On the eastern edge of New York’s vast Adirondack Park, and 50 minutes by car and ferry from Burlington, Vermont, Noblewood Park ranks for me as the premier birding hotspot in the Champlain Valley, which itself is a major hotspot. Noblewood became accessible to birders in 1999, when the Nature Conservancy deeded the property to the town of Willsboro.
A combination of diverse habitats makes the park an extremely effective concentrator of birds. Though fairly small, it is surrounded by large tracts of woods and water. And it has a few miles of trails, plus beach and riverbank, all of which make for easy hiking.
The landscape includes a bluff that rises 200 feet above Lake Champlain and serves as an excellent vantage point to scan large rafts of waterfowl in search of rarities like Barrow’s Goldeneye, Tufted Duck, Parasitic Jaeger, and Little Gull. Down by the mouth of the Boquet River, a flooded marshy area brings in herons, sparrows, and warblers.

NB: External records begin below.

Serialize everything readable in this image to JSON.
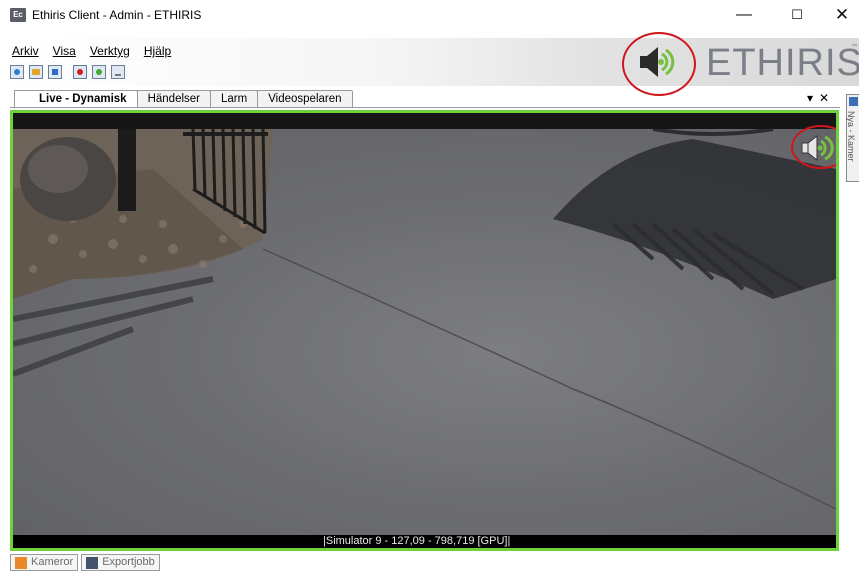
{
  "window": {
    "icon_text": "Ec",
    "title": "Ethiris Client - Admin - ETHIRIS",
    "minimize_glyph": "—",
    "maximize_glyph": "☐",
    "close_glyph": "✕"
  },
  "menu": [
    {
      "label": "Arkiv"
    },
    {
      "label": "Visa"
    },
    {
      "label": "Verktyg"
    },
    {
      "label": "Hjälp"
    }
  ],
  "toolbar": {
    "icons": [
      "settings-icon",
      "folder-icon",
      "sync-icon",
      "record-icon",
      "power-icon",
      "export-icon"
    ]
  },
  "brand": {
    "name": "ETHIRIS",
    "tm": "™",
    "speaker_icon": "speaker-icon"
  },
  "tabs": [
    {
      "label": "Live - Dynamisk",
      "active": true
    },
    {
      "label": "Händelser",
      "active": false
    },
    {
      "label": "Larm",
      "active": false
    },
    {
      "label": "Videospelaren",
      "active": false
    }
  ],
  "tab_controls": {
    "dropdown": "▾",
    "close": "✕"
  },
  "side_panel": {
    "label": "Nya - Kamer"
  },
  "video": {
    "caption": "|Simulator 9 - 127,09 - 798,719 [GPU]|",
    "audio_icon": "speaker-sound-icon",
    "border_color": "#6ed23a"
  },
  "bottom_tabs": [
    {
      "label": "Kameror",
      "icon": "camera-icon"
    },
    {
      "label": "Exportjobb",
      "icon": "export-job-icon"
    }
  ],
  "colors": {
    "highlight_circle": "#d2141d",
    "speaker_green": "#77c043"
  }
}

One winter afternoon I saw about a thousand Common Goldeneyes, 250 Ring-necked Ducks, a Long-tailed Duck, and three Bald Eagles. — John Thaxton
John Thaxton writes the “Birdwatch” column for Adirondack Explorer magazine.
Riparian areas, lakeshore, floodplain, and upland sand plain mixed forest.
Easy hiking trails, gravel roads, sandy beach.
Spring and summer: Hooded Merganser, Wood Duck, Green Heron, Spotted Sandpiper, Belted Kingfisher, Baltimore Oriole, Yellow-throated, Philadelphia, and Blue-headed Vireos, Great Crested Flycatcher, Scarlet Tanager, Brown Creeper, Pileated Woodpecker, Eastern Wood-Pewee, Pine and Black-throated Green Warblers, and Purple Finch. Late summer and early fall: Bonaparte’s Gull, Caspian and Common Terns, Black-bellied Plover, yellowlegs, and sandpipers. Little Gull and Black Tern occasional. Fall and winter: Common Goldeneye, grebes, geese, ducks, American Pipit, and Snow Bunting. Rarities: Redhead, scoters, Red-throated Loon, Long-tailed Duck, Barrow’s Goldeneye, Red Knot, Black-headed Gull, Whimbrel.
When to go
Local breeders and migrants fill the woods in spring, summer, and fall. I come most often in late summer and early fall, when migrating shorebirds move through.
A few primitive campsites available for $12 per day. Lodging and restaurants available in Willsboro and nearby towns.
Town park. Free from Labor Day to July 1. $5 per car day-use fee for non-residents from July 1 to Labor Day. Parking at the entrance.
Bring a spotting scope. The Boquet River is a great spot to bird by canoe or kayak, especially in summer; put in at Willsboro and paddle 2.5 miles to the delta at the park.